Vietnam Relations with China Part IV

By | May 18, 2021

In July 2017 had Vietnam: mid-2017, tensions between Vietnam and China increased again test drilling of a Spanish energy company for natural gas in the South China Sea to stop after the Chinese side with the use of military force had threatened. The fact that the Vietnamese side gave in to the demands of the People’s Republic of China was certainly due to the fact that the new US administration under President Trump did not provide any backing for Hanoi or is strongly fixated on domestic political problems. Another problem is that Vietnam receives little support from the other ASEAN members on the issue of the disputed sea areas.

In March 2018, in response to Chinese threats, the state-run PetroVietnam once again ordered a Spanish energy company to stop test drilling in the South China Sea. This showed that the expansion of the Vietnamese Navy does not yet provide a sufficient deterrent against the Chinese strategy of intimidation in the South China Sea. As only became known in 2020, the move by the Vietnamese side was associated with very high compensation payments for the Spanish energy company.

In June 2018, there were again anti-Chinese demonstrations against plans by the government to lease three special economic zones to China for 99 years. The concerns of many Vietnamese stem primarily from the location of the future special economic zones: One is planned in the province of Quang Ninh near the Chinese border, another on the island of Phu Quoc near Cambodia, where Chinese companies are already extremely present.

Public Security Minister To Lam officially reported that many people were paid to participate in the demonstrations – a common allegation by the Vietnamese security apparatus.

According to historyaah, how sensitive the relations with China are was shown in March 2019 when the CP of Vietnam excluded the historian Tran Duc Anh Son from its ranks: he had criticized the leadership’s attitude towards China on his Facebook page.

Despite all the tensions between China and Vietnam, both countries trade with each other.

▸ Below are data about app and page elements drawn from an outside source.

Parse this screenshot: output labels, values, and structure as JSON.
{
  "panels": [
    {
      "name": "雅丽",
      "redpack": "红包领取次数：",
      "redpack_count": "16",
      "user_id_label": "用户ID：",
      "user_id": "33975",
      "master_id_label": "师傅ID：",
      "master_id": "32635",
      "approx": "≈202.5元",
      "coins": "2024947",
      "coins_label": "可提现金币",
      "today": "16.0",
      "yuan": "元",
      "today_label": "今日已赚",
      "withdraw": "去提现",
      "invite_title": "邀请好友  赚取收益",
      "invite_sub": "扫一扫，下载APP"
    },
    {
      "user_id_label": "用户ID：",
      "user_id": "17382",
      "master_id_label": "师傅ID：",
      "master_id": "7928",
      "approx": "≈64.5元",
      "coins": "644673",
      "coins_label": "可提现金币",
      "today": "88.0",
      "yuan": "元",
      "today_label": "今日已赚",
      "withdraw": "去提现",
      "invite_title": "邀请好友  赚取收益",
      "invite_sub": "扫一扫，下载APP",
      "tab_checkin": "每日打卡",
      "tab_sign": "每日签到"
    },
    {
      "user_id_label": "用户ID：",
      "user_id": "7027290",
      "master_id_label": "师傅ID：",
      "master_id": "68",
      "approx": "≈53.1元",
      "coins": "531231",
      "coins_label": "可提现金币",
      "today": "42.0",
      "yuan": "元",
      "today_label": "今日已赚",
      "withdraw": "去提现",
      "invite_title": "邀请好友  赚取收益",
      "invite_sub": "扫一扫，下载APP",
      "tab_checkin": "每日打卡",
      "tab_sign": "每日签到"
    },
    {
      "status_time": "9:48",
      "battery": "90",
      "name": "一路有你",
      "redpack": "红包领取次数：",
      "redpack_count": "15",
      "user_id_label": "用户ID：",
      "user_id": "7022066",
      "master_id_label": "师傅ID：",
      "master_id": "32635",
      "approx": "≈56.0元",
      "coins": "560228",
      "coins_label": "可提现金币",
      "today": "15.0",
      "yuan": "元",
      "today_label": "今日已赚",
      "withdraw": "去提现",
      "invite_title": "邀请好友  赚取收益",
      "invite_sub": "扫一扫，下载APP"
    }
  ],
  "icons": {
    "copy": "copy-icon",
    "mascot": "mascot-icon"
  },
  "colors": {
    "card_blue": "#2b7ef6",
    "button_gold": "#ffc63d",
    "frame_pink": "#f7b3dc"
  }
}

However, it is clear that the Vietnamese industry is heavily dependent on imports from China. This also limits the Vietnamese government’s leeway to react to Beijing’s expansive strategy in the South China Sea. Curbing the trade deficit with China is the goal of the Vietnamese government, but difficult to implement.

In July 2019, a Chinese research vessel was sighted near the Spratly Islands claimed by Vietnam – precisely in the area in which a Spanish company had to stop test drilling in 2018 under Chinese pressure. The aggressive behavior of the Chinese was condemned not only by the Vietnamese State Department, but also by the US Department of State. In the longer term, ignoring Vietnamese interests in the South China Sea could lead to further rapprochement between Vietnam and the United States.

The research vessel returned early August 2019 back to China, which was celebrated a bit prematurely as a success of the Vietnamese diplomacy, because a week later it was back at the old location and approached then even further the Vietnamese coast. Then the situation eased.

The next incident occurred near the Paracel Archipelago, claimed by both China and Vietnam, in early April 2020 when a Vietnamese fishing boat was rammed by the Chinese coast guard and sank. This made it clear that the territorial disputes had lost none of their explosiveness even at a time when all neighboring countries were concentrating on combating the coronavirus. This was shown again when China established new administrative districts in the controversial Paracel and Spratly Islands that same month.

These are all small steps by China to advance its long-term strategic interests in the South China Sea. Against this background, the likelihood that the Vietnamese leadership will bring the dispute to an international court of law – similar to the Philippines a few years ago – seems to be increasing.

In the summer of 2020, the conflict in the South China Sea began to move when the Secretary of State, Pompeo, declared that the US had rejected Chinese territorial claims under the 2016 award of the International Court of Justice in The Hague.

At the same time, the militarization of the conflict continued: In August 2020, China stationed fighter planes on the Paracel Islands.

The brisk border trade declined massively after 1979, when Chinese troops occupied Vietnamese territory for about two months and fought bloody battles with the Vietnamese army, and only picked up speed again with the normalization of relations in the early 1990’s. Both sides are reluctant to remember the 1979 war. Thus the thirtieth anniversary of the so-called “educational campaign” of 1979 passed without the press in Hanoi or Beijing having reported it on a large scale.

In recent years, however, the reporting has changed: on the fortieth anniversary of the “educational campaign” of 1979, the Vietnamese media remembered the event in many articles.

Rural Vietnam